Meeting Report: December 2018 DSP Correction in Loudspeakers

Meeting Report – December 2018

Chairman Graeme Huon welcomed all to the meeting and introduced Steve Spurrier to present to us on the use of Digital Signal Processing in a range of Genelec monitoring loudspeakers, outlining Steve’s background and training in these specific Genelec models.

Steve Spurrier expounds on DSP in loudspeakers – photo Rod Staples

Steve started by highlighting the challenges of achieving monitoring loudspeaker accuracy in the crowded, acoustically challenged control rooms found in today’s diverse content creation environment.
He commented that modern monitoring loudspeakers from a range of manufacturers can be very accurate – to within +/- 2dB – when measured in an anechoic environment.


He then referenced a paper presented by Genelec at the 111th AES (2001) entitled “A Survey Study of In-situ Stereo and Multi-Channel Monitoring Conditions” which identified just how widespread the issues of speaker /room monitoring variations were.
The paper is available as a PDF here.
This paper is also available at the AES E-Library on

He suggested that the use of equalization should only be the final step to optimize response, after any major room anomalies have been dealt with acoustically.
Steve then went on to describe the LF/MF/HF DIPSwitches which were the only corrective technique available on previous Genelec models to adjust the speaker response to better match the room and its position in it.
He then moved on to describe the evolution of Genelec’s loudspeakers to improve the in-room performance by the use of agile filters, where measurement identifies a specific problem, and the system can treat that problem.
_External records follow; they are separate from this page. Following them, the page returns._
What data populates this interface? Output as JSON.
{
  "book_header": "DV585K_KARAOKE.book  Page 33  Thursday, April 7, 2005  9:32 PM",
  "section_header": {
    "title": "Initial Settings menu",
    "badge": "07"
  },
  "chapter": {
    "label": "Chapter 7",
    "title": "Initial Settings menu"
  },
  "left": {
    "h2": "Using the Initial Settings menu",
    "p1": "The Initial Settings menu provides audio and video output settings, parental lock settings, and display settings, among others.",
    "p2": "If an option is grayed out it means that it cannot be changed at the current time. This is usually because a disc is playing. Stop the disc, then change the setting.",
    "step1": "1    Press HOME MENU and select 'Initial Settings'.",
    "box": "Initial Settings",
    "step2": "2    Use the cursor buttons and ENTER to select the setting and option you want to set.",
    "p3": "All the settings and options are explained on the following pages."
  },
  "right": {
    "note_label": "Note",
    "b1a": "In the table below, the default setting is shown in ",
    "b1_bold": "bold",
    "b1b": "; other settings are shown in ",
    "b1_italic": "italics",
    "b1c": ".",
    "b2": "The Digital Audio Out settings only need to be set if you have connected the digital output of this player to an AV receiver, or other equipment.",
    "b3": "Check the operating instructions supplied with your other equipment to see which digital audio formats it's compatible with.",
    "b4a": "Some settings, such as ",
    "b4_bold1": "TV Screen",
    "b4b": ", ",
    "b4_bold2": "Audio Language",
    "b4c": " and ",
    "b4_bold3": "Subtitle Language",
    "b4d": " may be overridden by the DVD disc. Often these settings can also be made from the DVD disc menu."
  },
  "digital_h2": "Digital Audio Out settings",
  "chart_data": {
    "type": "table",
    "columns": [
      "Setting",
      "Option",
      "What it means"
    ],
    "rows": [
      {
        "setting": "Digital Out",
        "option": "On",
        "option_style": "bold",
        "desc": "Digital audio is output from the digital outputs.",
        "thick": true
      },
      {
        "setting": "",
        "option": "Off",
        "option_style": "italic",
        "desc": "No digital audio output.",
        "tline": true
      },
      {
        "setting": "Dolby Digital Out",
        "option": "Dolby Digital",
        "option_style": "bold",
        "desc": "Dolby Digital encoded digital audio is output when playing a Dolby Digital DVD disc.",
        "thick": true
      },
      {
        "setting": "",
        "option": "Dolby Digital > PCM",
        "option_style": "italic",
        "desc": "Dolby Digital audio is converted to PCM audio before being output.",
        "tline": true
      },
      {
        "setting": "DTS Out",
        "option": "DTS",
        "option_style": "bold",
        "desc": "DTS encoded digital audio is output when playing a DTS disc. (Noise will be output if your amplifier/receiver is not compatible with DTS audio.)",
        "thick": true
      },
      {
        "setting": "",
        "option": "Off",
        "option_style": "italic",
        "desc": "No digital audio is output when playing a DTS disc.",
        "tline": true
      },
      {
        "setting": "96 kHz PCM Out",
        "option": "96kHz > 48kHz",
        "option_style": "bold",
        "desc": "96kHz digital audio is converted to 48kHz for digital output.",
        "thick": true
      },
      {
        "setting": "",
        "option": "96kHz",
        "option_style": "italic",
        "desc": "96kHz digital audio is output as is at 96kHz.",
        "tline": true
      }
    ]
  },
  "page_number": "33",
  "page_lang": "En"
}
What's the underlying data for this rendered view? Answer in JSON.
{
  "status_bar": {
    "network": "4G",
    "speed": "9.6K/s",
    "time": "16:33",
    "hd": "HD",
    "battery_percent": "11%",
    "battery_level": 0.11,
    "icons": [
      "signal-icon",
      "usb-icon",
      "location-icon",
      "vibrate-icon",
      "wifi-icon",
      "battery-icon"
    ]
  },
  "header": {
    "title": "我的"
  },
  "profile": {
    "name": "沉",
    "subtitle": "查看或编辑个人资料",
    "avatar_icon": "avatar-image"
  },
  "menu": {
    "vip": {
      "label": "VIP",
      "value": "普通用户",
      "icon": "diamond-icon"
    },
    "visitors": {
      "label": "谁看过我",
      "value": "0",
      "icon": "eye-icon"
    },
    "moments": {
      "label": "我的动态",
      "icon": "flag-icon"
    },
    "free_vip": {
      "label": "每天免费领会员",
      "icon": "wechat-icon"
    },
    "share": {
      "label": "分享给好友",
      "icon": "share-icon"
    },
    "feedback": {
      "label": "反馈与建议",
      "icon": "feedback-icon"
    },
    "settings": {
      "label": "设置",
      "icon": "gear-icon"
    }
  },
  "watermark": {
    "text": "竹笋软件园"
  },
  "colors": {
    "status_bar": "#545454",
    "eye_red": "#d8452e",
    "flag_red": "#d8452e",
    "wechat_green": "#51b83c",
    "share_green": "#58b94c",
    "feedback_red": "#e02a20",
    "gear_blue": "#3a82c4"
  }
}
He described the SAM (Smart Active Monitoring) loudspeaker range, and the GLM (Genelec Loudspeaker Manager) software which is used to set up and control the SAM-capable loudspeaker systems, as well as AutoCal which is used to build the agile filters within the systems.
He then described the hardware elements of typical SAM-capable speaker systems, and followed this with a description of AutoCal, and how it can be used to compensate for LF and MF room anomalies, as well as applying delay to one side to optimize imaging. He also covered the challenges involved in the modern control room where additional equipment surfaces like computer and video monitors seem to be multiplying and increasing in size.

After demonstrating the operation of the GLM software and AutoCal, Steve played some music through his speakers (a pair of 8341s) to demonstrate the difference between the calibrated and non-calibrated audio on a range of music types.

As well as a range of questions from the audience during his presentation, Steve fielded several questions following his presentation, attesting to the audience’s keen interest in the topic.

We thank Steve for a most illuminating presentation, and also Deb Sloss from Studio Connections for her assistance with the arrangements.

The audio recording of Steve’s presentation can be heard or downloaded here.
(The music demo sections of this recording have been truncated)

A special thanks to The SAE Institute for the use of their excellent facilities.